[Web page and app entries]
☆ ☆ ☆ ☆

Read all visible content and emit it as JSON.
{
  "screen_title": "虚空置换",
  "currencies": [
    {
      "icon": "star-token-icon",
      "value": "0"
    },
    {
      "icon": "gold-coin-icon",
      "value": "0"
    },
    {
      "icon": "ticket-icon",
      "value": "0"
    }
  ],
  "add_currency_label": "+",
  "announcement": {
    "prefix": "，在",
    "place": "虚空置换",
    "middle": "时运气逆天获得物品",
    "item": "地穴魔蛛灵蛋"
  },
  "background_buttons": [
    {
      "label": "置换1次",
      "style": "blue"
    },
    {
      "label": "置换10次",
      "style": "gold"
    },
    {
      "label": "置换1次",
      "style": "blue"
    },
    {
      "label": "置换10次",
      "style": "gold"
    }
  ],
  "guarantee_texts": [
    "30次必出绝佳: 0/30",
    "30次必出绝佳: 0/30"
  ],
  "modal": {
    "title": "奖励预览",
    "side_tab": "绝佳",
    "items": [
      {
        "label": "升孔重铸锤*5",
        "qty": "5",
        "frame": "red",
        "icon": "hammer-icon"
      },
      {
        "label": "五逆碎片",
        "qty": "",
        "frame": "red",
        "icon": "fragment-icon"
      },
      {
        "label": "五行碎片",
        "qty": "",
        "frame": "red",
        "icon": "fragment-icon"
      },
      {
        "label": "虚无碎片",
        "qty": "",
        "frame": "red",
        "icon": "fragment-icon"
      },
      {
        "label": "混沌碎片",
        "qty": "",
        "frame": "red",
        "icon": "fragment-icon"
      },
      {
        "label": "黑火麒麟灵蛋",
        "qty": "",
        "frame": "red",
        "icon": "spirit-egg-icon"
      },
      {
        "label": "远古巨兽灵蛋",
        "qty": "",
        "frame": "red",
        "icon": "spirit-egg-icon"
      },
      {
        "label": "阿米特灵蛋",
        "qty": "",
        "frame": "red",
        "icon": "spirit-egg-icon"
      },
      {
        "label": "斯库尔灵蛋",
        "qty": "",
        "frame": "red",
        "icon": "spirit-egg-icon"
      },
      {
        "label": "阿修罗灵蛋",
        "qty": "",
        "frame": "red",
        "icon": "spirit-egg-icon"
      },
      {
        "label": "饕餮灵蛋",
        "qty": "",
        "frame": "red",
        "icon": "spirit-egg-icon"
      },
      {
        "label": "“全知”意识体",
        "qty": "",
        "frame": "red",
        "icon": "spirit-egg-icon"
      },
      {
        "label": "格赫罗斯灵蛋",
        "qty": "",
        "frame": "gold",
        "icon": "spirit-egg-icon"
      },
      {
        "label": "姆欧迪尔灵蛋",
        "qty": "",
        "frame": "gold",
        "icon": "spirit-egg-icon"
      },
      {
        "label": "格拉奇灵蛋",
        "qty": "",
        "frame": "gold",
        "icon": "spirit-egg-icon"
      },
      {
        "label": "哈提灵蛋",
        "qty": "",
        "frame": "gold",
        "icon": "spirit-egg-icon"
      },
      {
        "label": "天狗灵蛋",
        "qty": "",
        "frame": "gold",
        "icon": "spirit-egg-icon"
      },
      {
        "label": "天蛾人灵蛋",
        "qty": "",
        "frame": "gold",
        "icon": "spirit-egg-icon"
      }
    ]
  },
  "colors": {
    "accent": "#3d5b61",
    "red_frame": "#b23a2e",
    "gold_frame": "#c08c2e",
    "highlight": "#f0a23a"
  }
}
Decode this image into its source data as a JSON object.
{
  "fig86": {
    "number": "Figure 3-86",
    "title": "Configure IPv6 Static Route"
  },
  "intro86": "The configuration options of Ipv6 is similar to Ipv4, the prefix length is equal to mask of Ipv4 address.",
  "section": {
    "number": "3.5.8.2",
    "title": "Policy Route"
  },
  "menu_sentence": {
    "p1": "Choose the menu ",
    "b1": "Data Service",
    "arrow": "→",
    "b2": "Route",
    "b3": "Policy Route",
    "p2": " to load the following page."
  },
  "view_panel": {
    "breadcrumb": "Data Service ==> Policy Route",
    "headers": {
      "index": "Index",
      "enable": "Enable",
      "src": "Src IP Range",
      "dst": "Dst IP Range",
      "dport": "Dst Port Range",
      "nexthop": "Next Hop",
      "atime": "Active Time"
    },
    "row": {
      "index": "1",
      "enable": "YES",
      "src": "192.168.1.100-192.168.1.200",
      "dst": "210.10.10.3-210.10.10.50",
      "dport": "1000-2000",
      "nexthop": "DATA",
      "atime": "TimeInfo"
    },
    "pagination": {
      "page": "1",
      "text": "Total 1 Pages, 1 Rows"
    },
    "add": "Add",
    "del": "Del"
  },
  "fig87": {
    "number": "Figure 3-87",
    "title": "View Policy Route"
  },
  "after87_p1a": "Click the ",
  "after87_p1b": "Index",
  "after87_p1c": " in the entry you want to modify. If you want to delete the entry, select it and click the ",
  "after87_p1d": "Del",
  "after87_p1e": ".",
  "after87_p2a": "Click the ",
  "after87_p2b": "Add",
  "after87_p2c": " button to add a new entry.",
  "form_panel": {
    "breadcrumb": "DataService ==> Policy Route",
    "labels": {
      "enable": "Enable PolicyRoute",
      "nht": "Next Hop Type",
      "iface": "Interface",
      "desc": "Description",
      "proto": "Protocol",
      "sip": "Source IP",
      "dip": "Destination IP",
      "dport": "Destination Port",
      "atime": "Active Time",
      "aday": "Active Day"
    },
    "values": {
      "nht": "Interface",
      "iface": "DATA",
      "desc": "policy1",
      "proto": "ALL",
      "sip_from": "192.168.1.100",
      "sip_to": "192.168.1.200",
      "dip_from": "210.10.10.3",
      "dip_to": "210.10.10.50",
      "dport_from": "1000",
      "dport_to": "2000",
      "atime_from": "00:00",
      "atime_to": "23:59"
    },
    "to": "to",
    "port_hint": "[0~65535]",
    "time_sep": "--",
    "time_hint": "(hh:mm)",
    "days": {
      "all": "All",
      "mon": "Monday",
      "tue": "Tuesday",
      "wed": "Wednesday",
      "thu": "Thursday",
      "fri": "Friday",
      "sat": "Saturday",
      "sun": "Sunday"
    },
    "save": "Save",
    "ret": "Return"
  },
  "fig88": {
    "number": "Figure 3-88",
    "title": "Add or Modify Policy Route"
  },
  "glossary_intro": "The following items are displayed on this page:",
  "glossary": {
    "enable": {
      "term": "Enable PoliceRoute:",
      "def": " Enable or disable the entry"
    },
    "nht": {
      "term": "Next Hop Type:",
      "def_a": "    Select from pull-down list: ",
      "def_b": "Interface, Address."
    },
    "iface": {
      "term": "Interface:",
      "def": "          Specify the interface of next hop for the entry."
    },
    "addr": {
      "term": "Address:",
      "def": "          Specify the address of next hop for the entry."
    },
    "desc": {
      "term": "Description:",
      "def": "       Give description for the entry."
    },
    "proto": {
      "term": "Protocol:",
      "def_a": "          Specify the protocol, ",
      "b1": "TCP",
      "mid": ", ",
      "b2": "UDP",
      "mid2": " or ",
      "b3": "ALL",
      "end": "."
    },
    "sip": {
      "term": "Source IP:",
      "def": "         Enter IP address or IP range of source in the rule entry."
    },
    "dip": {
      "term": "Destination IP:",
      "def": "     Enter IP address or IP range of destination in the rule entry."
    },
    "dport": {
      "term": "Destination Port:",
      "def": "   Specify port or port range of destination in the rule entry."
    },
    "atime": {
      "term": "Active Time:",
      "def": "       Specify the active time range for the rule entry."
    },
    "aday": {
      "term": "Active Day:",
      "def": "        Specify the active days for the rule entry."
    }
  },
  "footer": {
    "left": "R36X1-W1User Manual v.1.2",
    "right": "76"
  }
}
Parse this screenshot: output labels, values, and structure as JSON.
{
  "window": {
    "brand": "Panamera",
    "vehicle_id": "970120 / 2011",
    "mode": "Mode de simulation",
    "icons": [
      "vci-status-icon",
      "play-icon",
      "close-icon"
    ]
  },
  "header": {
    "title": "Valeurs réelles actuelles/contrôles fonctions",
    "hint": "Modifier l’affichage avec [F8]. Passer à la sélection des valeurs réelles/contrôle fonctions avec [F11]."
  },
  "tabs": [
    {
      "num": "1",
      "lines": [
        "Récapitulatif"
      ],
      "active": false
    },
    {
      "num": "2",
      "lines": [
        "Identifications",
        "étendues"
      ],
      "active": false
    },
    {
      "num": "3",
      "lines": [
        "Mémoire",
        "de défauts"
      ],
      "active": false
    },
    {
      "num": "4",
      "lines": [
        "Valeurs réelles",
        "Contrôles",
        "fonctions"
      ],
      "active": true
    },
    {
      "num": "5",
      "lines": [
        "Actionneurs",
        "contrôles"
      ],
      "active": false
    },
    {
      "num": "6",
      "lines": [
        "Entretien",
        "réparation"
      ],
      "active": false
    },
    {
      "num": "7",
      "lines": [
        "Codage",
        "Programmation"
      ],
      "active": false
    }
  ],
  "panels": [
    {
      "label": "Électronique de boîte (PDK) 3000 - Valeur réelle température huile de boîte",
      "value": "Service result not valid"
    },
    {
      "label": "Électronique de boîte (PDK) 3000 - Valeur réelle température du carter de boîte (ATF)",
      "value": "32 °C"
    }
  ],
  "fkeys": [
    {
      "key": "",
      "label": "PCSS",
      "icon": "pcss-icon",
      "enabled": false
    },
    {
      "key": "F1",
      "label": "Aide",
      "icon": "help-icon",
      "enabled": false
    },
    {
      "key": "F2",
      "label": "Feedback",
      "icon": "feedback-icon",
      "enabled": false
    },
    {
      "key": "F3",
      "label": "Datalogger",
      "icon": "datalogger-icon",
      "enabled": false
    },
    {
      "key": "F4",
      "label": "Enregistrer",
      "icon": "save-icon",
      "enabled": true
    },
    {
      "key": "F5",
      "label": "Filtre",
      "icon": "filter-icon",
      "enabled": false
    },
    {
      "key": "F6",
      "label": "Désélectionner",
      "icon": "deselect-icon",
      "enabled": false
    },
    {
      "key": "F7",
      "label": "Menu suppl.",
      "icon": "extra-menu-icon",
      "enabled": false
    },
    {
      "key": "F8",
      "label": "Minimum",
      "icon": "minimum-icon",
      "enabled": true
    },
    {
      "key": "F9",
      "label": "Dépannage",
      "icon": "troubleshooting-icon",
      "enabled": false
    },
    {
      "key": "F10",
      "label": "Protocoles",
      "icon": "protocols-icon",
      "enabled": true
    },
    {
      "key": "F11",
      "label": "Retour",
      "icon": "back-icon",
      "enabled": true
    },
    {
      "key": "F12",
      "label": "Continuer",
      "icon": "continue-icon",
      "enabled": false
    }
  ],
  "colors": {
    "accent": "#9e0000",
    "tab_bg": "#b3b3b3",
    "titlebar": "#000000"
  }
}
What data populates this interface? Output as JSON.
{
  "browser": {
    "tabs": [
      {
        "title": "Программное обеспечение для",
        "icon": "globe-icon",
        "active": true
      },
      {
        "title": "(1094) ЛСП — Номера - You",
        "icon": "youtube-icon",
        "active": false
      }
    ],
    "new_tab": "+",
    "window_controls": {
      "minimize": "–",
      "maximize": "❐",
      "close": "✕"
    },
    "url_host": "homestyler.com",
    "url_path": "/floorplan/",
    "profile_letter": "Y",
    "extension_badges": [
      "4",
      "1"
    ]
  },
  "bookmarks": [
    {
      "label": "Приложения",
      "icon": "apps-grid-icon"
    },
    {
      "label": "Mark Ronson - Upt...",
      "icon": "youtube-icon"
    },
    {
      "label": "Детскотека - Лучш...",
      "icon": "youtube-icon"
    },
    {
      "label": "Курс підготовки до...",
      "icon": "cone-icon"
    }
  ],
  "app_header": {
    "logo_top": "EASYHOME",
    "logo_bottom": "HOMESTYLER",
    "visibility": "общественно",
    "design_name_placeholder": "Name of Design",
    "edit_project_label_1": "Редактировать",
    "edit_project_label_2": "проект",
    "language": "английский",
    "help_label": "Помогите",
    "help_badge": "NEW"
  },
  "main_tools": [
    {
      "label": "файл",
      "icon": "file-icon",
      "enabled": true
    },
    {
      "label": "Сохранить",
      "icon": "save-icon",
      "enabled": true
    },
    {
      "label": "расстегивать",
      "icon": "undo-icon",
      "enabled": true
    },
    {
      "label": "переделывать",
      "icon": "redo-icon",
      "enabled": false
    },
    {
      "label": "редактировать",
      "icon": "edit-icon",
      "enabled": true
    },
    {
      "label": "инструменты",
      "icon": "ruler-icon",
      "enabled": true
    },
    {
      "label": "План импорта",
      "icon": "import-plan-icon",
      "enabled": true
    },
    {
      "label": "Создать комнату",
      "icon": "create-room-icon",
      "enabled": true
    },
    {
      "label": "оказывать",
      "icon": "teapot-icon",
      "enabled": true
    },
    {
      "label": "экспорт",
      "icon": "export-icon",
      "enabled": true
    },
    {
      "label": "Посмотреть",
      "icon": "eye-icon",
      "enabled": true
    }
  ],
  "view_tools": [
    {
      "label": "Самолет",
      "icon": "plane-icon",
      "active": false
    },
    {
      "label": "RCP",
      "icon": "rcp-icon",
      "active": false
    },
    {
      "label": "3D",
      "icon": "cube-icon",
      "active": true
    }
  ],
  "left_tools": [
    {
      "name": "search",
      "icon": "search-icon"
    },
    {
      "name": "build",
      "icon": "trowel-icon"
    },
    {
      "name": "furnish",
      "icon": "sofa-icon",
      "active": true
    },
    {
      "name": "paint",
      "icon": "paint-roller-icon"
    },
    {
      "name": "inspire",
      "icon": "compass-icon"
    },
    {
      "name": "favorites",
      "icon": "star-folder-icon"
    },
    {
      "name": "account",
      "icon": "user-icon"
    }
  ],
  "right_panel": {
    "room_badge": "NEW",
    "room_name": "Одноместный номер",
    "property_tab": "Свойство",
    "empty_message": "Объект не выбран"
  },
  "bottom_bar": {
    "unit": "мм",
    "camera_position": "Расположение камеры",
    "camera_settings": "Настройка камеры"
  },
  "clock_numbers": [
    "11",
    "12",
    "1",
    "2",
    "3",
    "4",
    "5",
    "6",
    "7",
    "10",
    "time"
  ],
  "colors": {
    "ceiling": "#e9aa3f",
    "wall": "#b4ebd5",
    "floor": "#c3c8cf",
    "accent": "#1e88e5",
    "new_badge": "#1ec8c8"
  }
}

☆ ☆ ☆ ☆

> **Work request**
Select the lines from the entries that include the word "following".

> **Result of this exercise**
    "p2": " to load the following page."
  "glossary_intro": "The following items are displayed on this page:",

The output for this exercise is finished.